Task goal - Print every entry again exactly, with no pictures.

╔══

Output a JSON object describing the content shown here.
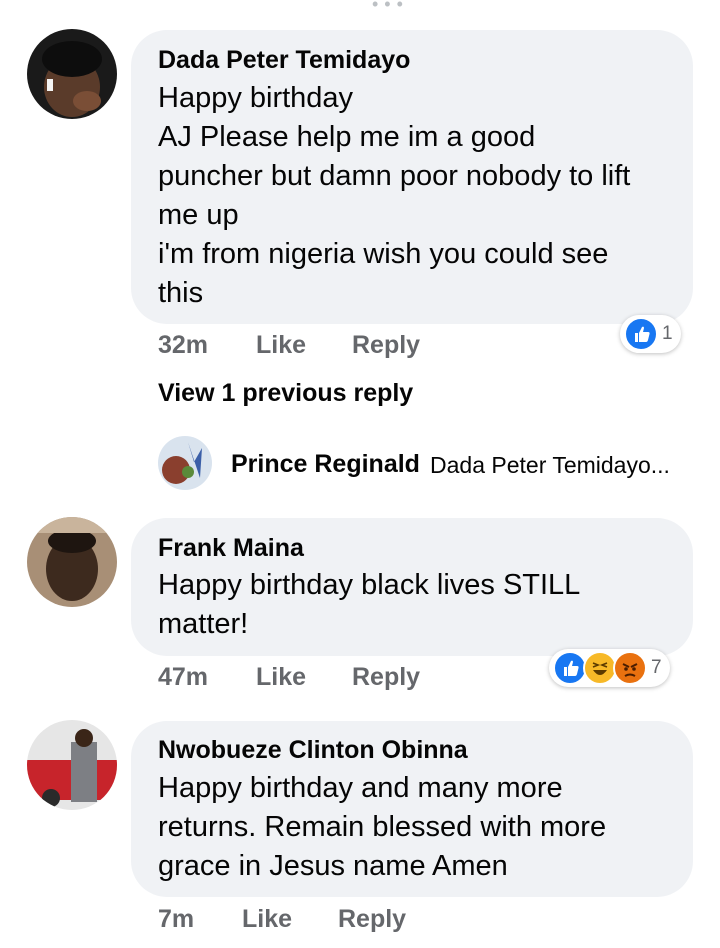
{
  "comments": [
    {
      "author": "Dada Peter Temidayo",
      "text": "Happy birthday\nAJ Please help me im a good\npuncher but damn poor nobody to lift\nme up\ni'm from nigeria wish you could see\nthis",
      "time": "32m",
      "like_label": "Like",
      "reply_label": "Reply",
      "reactions": [
        "like"
      ],
      "reaction_count": "1"
    },
    {
      "author": "Frank Maina",
      "text": "Happy birthday black lives STILL\nmatter!",
      "time": "47m",
      "like_label": "Like",
      "reply_label": "Reply",
      "reactions": [
        "like",
        "haha",
        "angry"
      ],
      "reaction_count": "7"
    },
    {
      "author": "Nwobueze Clinton Obinna",
      "text": "Happy birthday and many more\nreturns. Remain blessed with more\ngrace in Jesus name Amen",
      "time": "7m",
      "like_label": "Like",
      "reply_label": "Reply"
    }
  ],
  "view_previous": "View 1 previous reply",
  "reply_preview": {
    "author": "Prince Reginald",
    "snippet": "Dada Peter Temidayo..."
  },
  "colors": {
    "bubble": "#f0f2f5",
    "meta_text": "#65676b",
    "like_blue": "#1877f2",
    "haha_yellow": "#f7b928",
    "angry_orange": "#e9710f"
  }
}
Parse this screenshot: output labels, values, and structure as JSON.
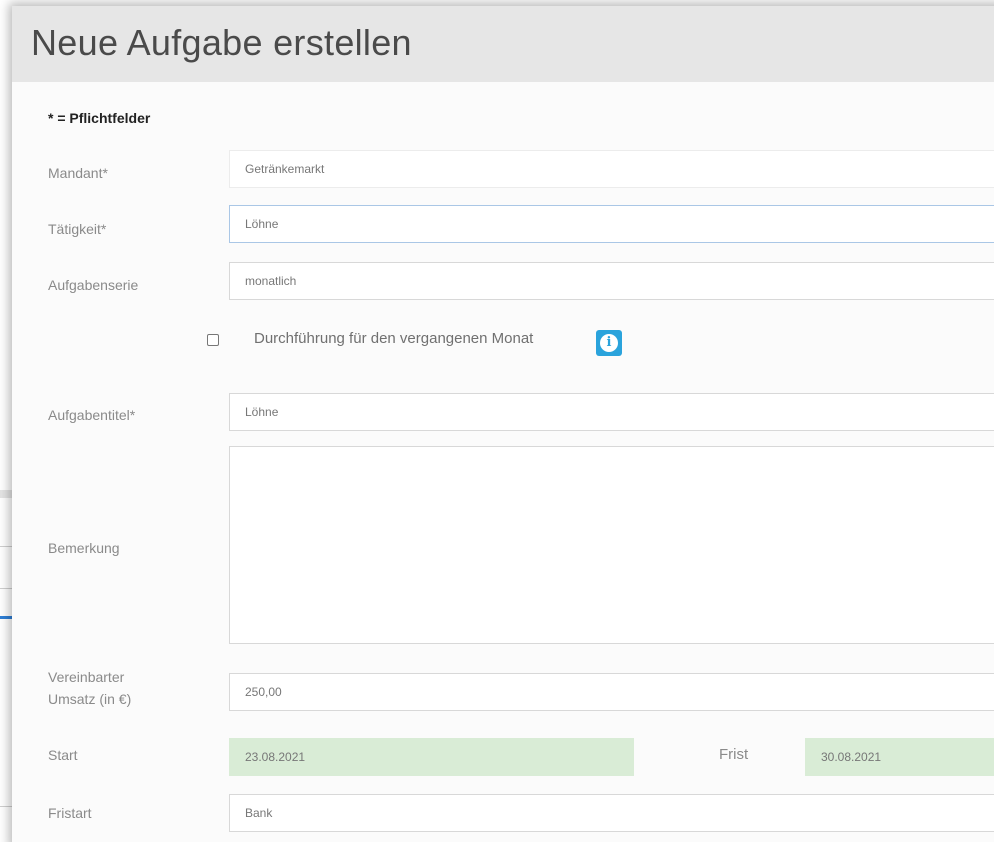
{
  "dialog": {
    "title": "Neue Aufgabe erstellen",
    "required_note": "* = Pflichtfelder"
  },
  "form": {
    "mandant": {
      "label": "Mandant*",
      "value": "Getränkemarkt"
    },
    "taetigkeit": {
      "label": "Tätigkeit*",
      "value": "Löhne"
    },
    "aufgabenserie": {
      "label": "Aufgabenserie",
      "value": "monatlich"
    },
    "vergangener_monat": {
      "label": "Durchführung für den vergangenen Monat",
      "checked": false
    },
    "aufgabentitel": {
      "label": "Aufgabentitel*",
      "value": "Löhne"
    },
    "bemerkung": {
      "label": "Bemerkung",
      "value": ""
    },
    "umsatz": {
      "label_line1": "Vereinbarter",
      "label_line2": "Umsatz (in €)",
      "value": "250,00"
    },
    "start": {
      "label": "Start",
      "value": "23.08.2021"
    },
    "frist": {
      "label": "Frist",
      "value": "30.08.2021"
    },
    "fristart": {
      "label": "Fristart",
      "value": "Bank"
    }
  },
  "icons": {
    "info": "info-icon"
  },
  "colors": {
    "header_bg": "#e6e6e6",
    "date_field_bg": "#d9ecd6",
    "info_button": "#2aa3dc",
    "focus_border": "#aac7e6"
  }
}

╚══

Response -
Output a JSON object describing the content shown here.
{
  "comments": [
    {
      "author": "Dada Peter Temidayo",
      "text": "Happy birthday\nAJ Please help me im a good\npuncher but damn poor nobody to lift\nme up\ni'm from nigeria wish you could see\nthis",
      "time": "32m",
      "like_label": "Like",
      "reply_label": "Reply",
      "reactions": [
        "like"
      ],
      "reaction_count": "1"
    },
    {
      "author": "Frank Maina",
      "text": "Happy birthday black lives STILL\nmatter!",
      "time": "47m",
      "like_label": "Like",
      "reply_label": "Reply",
      "reactions": [
        "like",
        "haha",
        "angry"
      ],
      "reaction_count": "7"
    },
    {
      "author": "Nwobueze Clinton Obinna",
      "text": "Happy birthday and many more\nreturns. Remain blessed with more\ngrace in Jesus name Amen",
      "time": "7m",
      "like_label": "Like",
      "reply_label": "Reply"
    }
  ],
  "view_previous": "View 1 previous reply",
  "reply_preview": {
    "author": "Prince Reginald",
    "snippet": "Dada Peter Temidayo..."
  },
  "colors": {
    "bubble": "#f0f2f5",
    "meta_text": "#65676b",
    "like_blue": "#1877f2",
    "haha_yellow": "#f7b928",
    "angry_orange": "#e9710f"
  }
}
Parse this screenshot: output labels, values, and structure as JSON.
{
  "dialog": {
    "title": "Neue Aufgabe erstellen",
    "required_note": "* = Pflichtfelder"
  },
  "form": {
    "mandant": {
      "label": "Mandant*",
      "value": "Getränkemarkt"
    },
    "taetigkeit": {
      "label": "Tätigkeit*",
      "value": "Löhne"
    },
    "aufgabenserie": {
      "label": "Aufgabenserie",
      "value": "monatlich"
    },
    "vergangener_monat": {
      "label": "Durchführung für den vergangenen Monat",
      "checked": false
    },
    "aufgabentitel": {
      "label": "Aufgabentitel*",
      "value": "Löhne"
    },
    "bemerkung": {
      "label": "Bemerkung",
      "value": ""
    },
    "umsatz": {
      "label_line1": "Vereinbarter",
      "label_line2": "Umsatz (in €)",
      "value": "250,00"
    },
    "start": {
      "label": "Start",
      "value": "23.08.2021"
    },
    "frist": {
      "label": "Frist",
      "value": "30.08.2021"
    },
    "fristart": {
      "label": "Fristart",
      "value": "Bank"
    }
  },
  "icons": {
    "info": "info-icon"
  },
  "colors": {
    "header_bg": "#e6e6e6",
    "date_field_bg": "#d9ecd6",
    "info_button": "#2aa3dc",
    "focus_border": "#aac7e6"
  }
}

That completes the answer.